What you need to do:
Please write out the entire listing below exactly, excluding its pictures.

Data records:
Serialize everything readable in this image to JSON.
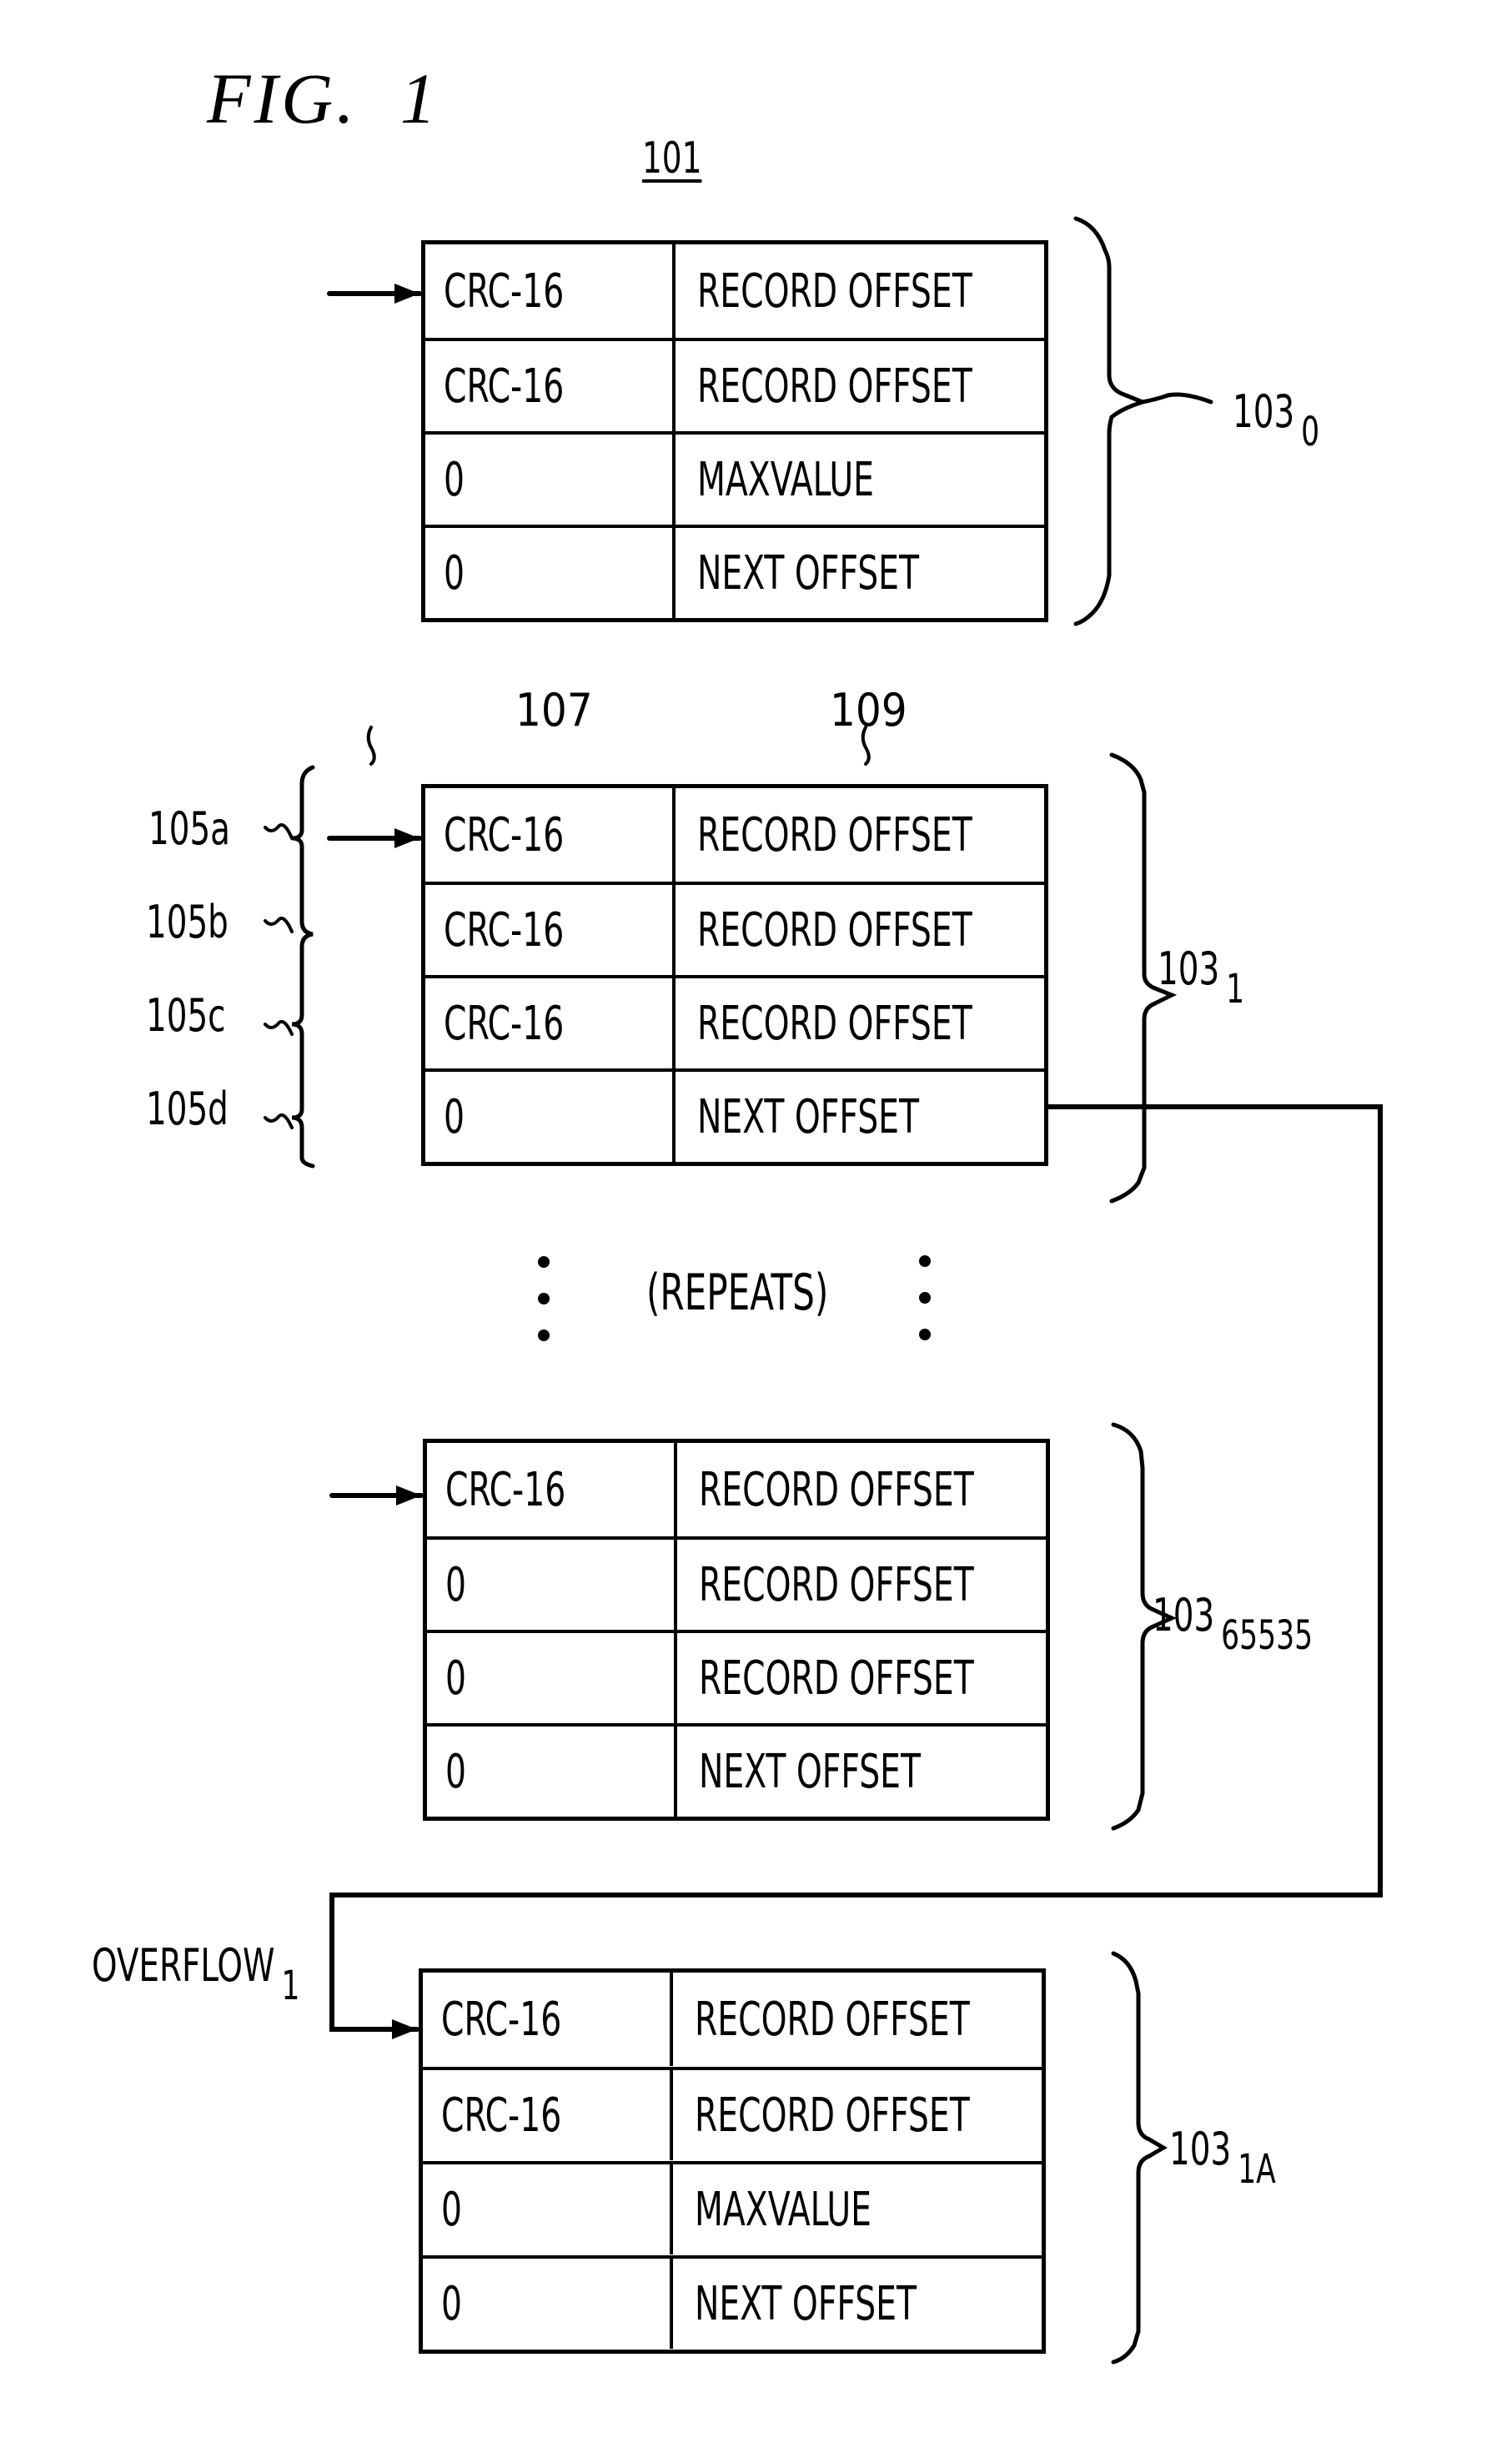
{
  "figure": {
    "title": "FIG.  1",
    "reference": "101"
  },
  "column_refs": {
    "crc_column": "107",
    "offset_column": "109"
  },
  "repeats_label": "(REPEATS)",
  "overflow_label": {
    "text": "OVERFLOW",
    "subscript": "1"
  },
  "entry_labels": [
    "105a",
    "105b",
    "105c",
    "105d"
  ],
  "blocks": [
    {
      "label": "103",
      "subscript": "0",
      "rows": [
        {
          "left": "CRC-16",
          "right": "RECORD OFFSET"
        },
        {
          "left": "CRC-16",
          "right": "RECORD OFFSET"
        },
        {
          "left": "0",
          "right": "MAXVALUE"
        },
        {
          "left": "0",
          "right": "NEXT OFFSET"
        }
      ]
    },
    {
      "label": "103",
      "subscript": "1",
      "rows": [
        {
          "left": "CRC-16",
          "right": "RECORD OFFSET"
        },
        {
          "left": "CRC-16",
          "right": "RECORD OFFSET"
        },
        {
          "left": "CRC-16",
          "right": "RECORD OFFSET"
        },
        {
          "left": "0",
          "right": "NEXT OFFSET"
        }
      ]
    },
    {
      "label": "103",
      "subscript": "65535",
      "rows": [
        {
          "left": "CRC-16",
          "right": "RECORD OFFSET"
        },
        {
          "left": "0",
          "right": "RECORD OFFSET"
        },
        {
          "left": "0",
          "right": "RECORD OFFSET"
        },
        {
          "left": "0",
          "right": "NEXT OFFSET"
        }
      ]
    },
    {
      "label": "103",
      "subscript": "1A",
      "rows": [
        {
          "left": "CRC-16",
          "right": "RECORD OFFSET"
        },
        {
          "left": "CRC-16",
          "right": "RECORD OFFSET"
        },
        {
          "left": "0",
          "right": "MAXVALUE"
        },
        {
          "left": "0",
          "right": "NEXT OFFSET"
        }
      ]
    }
  ]
}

Reply:
Serialize everything readable in this image to JSON.
{
  "figure": {
    "title": "FIG.  1",
    "reference": "101"
  },
  "column_refs": {
    "crc_column": "107",
    "offset_column": "109"
  },
  "repeats_label": "(REPEATS)",
  "overflow_label": {
    "text": "OVERFLOW",
    "subscript": "1"
  },
  "entry_labels": [
    "105a",
    "105b",
    "105c",
    "105d"
  ],
  "blocks": [
    {
      "label": "103",
      "subscript": "0",
      "rows": [
        {
          "left": "CRC-16",
          "right": "RECORD OFFSET"
        },
        {
          "left": "CRC-16",
          "right": "RECORD OFFSET"
        },
        {
          "left": "0",
          "right": "MAXVALUE"
        },
        {
          "left": "0",
          "right": "NEXT OFFSET"
        }
      ]
    },
    {
      "label": "103",
      "subscript": "1",
      "rows": [
        {
          "left": "CRC-16",
          "right": "RECORD OFFSET"
        },
        {
          "left": "CRC-16",
          "right": "RECORD OFFSET"
        },
        {
          "left": "CRC-16",
          "right": "RECORD OFFSET"
        },
        {
          "left": "0",
          "right": "NEXT OFFSET"
        }
      ]
    },
    {
      "label": "103",
      "subscript": "65535",
      "rows": [
        {
          "left": "CRC-16",
          "right": "RECORD OFFSET"
        },
        {
          "left": "0",
          "right": "RECORD OFFSET"
        },
        {
          "left": "0",
          "right": "RECORD OFFSET"
        },
        {
          "left": "0",
          "right": "NEXT OFFSET"
        }
      ]
    },
    {
      "label": "103",
      "subscript": "1A",
      "rows": [
        {
          "left": "CRC-16",
          "right": "RECORD OFFSET"
        },
        {
          "left": "CRC-16",
          "right": "RECORD OFFSET"
        },
        {
          "left": "0",
          "right": "MAXVALUE"
        },
        {
          "left": "0",
          "right": "NEXT OFFSET"
        }
      ]
    }
  ]
}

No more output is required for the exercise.